Wherever the word "screenshot" shows up in the data, report the line it sits in.

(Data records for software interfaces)
+---+

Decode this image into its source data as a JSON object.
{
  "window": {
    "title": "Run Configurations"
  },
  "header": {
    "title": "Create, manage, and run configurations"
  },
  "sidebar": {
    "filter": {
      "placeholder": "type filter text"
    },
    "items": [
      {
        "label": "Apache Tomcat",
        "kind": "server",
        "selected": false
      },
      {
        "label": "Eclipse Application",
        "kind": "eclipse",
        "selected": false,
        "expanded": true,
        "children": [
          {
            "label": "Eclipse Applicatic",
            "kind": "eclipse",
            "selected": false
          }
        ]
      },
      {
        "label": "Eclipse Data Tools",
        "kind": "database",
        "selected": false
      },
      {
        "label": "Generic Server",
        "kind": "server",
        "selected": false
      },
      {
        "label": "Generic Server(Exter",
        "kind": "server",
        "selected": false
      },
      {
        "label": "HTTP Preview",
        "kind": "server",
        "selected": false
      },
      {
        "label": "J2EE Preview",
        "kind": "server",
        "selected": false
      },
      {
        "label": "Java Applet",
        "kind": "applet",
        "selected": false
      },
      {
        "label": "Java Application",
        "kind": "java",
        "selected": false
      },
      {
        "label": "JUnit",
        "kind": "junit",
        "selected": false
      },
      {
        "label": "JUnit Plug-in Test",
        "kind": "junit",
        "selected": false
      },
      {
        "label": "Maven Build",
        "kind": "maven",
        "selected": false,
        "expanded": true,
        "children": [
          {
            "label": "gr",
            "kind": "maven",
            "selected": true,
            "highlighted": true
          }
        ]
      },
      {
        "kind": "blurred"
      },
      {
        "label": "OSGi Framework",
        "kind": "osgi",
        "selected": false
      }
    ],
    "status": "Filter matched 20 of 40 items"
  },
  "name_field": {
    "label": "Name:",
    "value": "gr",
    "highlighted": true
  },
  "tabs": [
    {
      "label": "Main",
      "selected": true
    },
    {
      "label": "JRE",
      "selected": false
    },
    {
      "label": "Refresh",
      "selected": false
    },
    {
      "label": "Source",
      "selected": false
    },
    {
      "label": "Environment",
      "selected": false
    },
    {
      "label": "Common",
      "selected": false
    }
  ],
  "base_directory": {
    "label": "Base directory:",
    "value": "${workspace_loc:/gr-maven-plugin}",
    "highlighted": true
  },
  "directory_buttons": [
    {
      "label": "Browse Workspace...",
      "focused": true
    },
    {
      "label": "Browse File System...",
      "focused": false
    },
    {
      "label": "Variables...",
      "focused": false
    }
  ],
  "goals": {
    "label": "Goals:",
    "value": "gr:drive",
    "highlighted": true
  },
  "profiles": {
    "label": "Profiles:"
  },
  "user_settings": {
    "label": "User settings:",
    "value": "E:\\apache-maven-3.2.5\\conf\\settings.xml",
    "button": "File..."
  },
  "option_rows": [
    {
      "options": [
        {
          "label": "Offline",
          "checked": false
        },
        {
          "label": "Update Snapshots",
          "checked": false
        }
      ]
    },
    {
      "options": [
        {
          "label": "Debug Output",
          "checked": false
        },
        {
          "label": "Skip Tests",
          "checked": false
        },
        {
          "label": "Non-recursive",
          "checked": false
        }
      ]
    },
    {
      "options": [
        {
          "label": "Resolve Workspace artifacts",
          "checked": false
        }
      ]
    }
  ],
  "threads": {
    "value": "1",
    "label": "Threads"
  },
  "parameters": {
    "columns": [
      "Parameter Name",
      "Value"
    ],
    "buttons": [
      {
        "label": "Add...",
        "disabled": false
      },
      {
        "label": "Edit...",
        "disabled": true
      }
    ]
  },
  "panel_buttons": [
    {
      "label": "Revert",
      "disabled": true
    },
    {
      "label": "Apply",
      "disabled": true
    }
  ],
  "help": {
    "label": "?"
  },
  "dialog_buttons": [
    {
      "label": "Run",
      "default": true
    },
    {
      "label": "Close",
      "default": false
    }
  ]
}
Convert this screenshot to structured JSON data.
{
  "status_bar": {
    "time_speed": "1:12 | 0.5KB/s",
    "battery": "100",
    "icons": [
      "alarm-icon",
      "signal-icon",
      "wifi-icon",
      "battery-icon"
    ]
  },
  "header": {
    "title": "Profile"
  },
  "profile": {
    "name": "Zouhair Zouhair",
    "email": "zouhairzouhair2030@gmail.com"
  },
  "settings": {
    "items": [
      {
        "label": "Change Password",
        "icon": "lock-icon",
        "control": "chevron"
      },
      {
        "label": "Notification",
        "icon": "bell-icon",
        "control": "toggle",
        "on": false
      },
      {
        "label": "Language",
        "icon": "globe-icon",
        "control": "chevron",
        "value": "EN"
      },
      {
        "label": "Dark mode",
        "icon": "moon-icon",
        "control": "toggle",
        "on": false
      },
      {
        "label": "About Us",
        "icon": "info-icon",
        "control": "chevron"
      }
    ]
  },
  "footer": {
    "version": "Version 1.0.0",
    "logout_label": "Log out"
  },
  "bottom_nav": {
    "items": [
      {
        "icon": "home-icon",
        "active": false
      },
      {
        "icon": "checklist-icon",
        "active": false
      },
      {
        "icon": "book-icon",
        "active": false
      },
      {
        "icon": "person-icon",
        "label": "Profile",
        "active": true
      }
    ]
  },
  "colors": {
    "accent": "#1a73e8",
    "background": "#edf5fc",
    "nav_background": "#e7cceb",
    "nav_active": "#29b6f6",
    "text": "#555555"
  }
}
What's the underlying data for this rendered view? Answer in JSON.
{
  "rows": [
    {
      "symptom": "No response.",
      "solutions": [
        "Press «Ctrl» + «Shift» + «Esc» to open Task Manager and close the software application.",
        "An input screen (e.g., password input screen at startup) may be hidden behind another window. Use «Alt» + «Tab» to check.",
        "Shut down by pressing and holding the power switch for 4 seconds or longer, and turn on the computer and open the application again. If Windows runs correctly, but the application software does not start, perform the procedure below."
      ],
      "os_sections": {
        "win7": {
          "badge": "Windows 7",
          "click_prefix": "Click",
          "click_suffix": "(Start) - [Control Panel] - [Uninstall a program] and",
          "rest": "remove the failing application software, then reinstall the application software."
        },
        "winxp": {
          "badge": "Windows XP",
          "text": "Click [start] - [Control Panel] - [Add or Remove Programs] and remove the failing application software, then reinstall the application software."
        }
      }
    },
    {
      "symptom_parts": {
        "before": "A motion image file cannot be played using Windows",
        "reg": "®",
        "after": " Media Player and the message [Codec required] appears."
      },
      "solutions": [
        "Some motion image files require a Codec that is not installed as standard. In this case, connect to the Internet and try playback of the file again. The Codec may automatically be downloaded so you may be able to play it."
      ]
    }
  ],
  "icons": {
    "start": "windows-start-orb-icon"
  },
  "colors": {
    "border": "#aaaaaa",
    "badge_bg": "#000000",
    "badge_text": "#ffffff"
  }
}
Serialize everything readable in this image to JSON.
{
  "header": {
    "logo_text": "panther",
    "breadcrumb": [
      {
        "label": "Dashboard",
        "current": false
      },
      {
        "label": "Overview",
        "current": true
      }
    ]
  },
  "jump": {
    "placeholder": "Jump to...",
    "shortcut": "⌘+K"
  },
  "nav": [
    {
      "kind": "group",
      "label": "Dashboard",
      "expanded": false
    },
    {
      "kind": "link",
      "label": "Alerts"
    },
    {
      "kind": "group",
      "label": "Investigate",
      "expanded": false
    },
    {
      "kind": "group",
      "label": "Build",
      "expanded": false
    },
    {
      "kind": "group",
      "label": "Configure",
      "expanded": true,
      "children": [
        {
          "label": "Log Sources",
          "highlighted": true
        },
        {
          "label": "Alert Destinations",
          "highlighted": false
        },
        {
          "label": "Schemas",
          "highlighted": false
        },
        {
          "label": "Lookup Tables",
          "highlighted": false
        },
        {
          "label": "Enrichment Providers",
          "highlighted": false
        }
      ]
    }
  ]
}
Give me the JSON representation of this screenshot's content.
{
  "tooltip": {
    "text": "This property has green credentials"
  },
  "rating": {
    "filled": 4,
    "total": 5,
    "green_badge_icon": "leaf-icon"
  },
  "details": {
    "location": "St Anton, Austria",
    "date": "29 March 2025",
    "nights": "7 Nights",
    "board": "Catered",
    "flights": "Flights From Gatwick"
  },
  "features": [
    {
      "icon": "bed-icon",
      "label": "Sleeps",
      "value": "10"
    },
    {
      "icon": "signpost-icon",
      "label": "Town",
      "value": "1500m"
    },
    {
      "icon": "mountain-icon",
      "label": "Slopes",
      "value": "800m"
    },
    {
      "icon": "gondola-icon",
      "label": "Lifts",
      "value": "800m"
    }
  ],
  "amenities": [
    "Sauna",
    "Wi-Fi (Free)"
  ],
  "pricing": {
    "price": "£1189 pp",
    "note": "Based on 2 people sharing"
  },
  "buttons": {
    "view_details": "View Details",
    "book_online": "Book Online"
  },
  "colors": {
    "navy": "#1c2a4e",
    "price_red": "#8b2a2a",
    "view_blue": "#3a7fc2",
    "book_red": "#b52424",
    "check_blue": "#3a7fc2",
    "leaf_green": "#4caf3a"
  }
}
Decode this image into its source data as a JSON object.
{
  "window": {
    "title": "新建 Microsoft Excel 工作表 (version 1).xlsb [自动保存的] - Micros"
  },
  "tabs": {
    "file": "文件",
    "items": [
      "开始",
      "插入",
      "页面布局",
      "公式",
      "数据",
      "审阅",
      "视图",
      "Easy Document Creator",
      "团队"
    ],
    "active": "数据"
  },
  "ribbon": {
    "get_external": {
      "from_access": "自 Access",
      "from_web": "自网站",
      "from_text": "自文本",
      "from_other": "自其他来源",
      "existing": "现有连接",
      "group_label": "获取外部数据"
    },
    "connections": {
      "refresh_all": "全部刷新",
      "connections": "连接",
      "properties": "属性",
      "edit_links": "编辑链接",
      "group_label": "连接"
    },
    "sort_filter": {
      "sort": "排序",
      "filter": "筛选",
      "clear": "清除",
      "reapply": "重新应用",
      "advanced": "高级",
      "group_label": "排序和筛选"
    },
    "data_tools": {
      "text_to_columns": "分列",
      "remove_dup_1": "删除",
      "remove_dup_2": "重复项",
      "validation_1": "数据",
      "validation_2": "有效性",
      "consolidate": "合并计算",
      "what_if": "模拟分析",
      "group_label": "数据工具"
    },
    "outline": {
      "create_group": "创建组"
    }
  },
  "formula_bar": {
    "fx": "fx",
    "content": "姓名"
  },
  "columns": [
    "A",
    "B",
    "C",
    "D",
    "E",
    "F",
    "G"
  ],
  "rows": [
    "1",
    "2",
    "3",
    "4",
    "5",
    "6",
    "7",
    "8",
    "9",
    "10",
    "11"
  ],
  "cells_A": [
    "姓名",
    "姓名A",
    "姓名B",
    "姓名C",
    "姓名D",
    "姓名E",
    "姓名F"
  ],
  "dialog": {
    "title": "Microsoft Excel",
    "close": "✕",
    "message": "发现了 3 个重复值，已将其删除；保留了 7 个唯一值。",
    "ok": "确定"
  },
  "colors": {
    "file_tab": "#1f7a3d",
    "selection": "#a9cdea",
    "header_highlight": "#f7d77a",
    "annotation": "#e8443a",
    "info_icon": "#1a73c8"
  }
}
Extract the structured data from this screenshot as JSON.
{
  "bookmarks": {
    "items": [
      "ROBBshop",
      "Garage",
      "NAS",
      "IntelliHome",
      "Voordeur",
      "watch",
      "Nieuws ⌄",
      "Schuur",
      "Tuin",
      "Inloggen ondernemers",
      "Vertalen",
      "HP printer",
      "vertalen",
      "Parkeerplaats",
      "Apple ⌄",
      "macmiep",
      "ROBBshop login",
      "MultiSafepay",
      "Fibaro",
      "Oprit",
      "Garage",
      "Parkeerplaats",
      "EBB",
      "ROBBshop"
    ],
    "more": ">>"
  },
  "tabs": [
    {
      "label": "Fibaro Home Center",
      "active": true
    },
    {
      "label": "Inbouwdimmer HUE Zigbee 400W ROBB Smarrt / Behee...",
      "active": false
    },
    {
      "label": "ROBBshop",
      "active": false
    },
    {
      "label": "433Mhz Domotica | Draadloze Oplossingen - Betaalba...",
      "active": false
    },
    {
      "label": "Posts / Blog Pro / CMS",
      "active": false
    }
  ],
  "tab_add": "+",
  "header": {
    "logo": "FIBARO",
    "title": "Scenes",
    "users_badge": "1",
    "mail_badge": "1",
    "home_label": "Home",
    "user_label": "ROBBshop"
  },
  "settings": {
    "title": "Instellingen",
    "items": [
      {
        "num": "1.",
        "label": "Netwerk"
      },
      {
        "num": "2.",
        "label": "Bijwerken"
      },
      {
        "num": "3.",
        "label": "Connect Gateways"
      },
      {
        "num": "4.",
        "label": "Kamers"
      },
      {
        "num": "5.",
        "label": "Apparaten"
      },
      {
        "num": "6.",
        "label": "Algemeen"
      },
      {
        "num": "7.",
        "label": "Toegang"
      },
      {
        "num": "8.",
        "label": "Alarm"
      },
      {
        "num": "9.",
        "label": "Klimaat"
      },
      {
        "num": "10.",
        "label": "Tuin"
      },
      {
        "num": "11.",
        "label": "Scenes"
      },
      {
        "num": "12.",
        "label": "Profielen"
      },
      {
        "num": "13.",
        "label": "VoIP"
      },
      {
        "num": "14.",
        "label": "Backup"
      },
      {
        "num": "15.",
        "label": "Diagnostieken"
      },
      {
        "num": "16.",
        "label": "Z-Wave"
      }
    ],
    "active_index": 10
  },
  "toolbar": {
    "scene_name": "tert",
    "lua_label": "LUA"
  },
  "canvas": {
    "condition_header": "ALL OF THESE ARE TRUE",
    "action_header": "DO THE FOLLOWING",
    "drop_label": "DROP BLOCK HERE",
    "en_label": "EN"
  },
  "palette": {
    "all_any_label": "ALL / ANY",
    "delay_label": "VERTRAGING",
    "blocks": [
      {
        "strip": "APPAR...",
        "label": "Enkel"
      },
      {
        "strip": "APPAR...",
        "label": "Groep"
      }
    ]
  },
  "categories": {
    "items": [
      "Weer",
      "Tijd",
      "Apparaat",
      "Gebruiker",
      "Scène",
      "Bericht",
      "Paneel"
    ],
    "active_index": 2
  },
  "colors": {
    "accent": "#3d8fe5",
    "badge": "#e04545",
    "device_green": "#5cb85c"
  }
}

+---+

◆ ANSWER TO THIS TASK:
Convert this screenshot to structured JSON data.
Give me the JSON representation of this screenshot's content.
Extract the structured data from this screenshot as JSON.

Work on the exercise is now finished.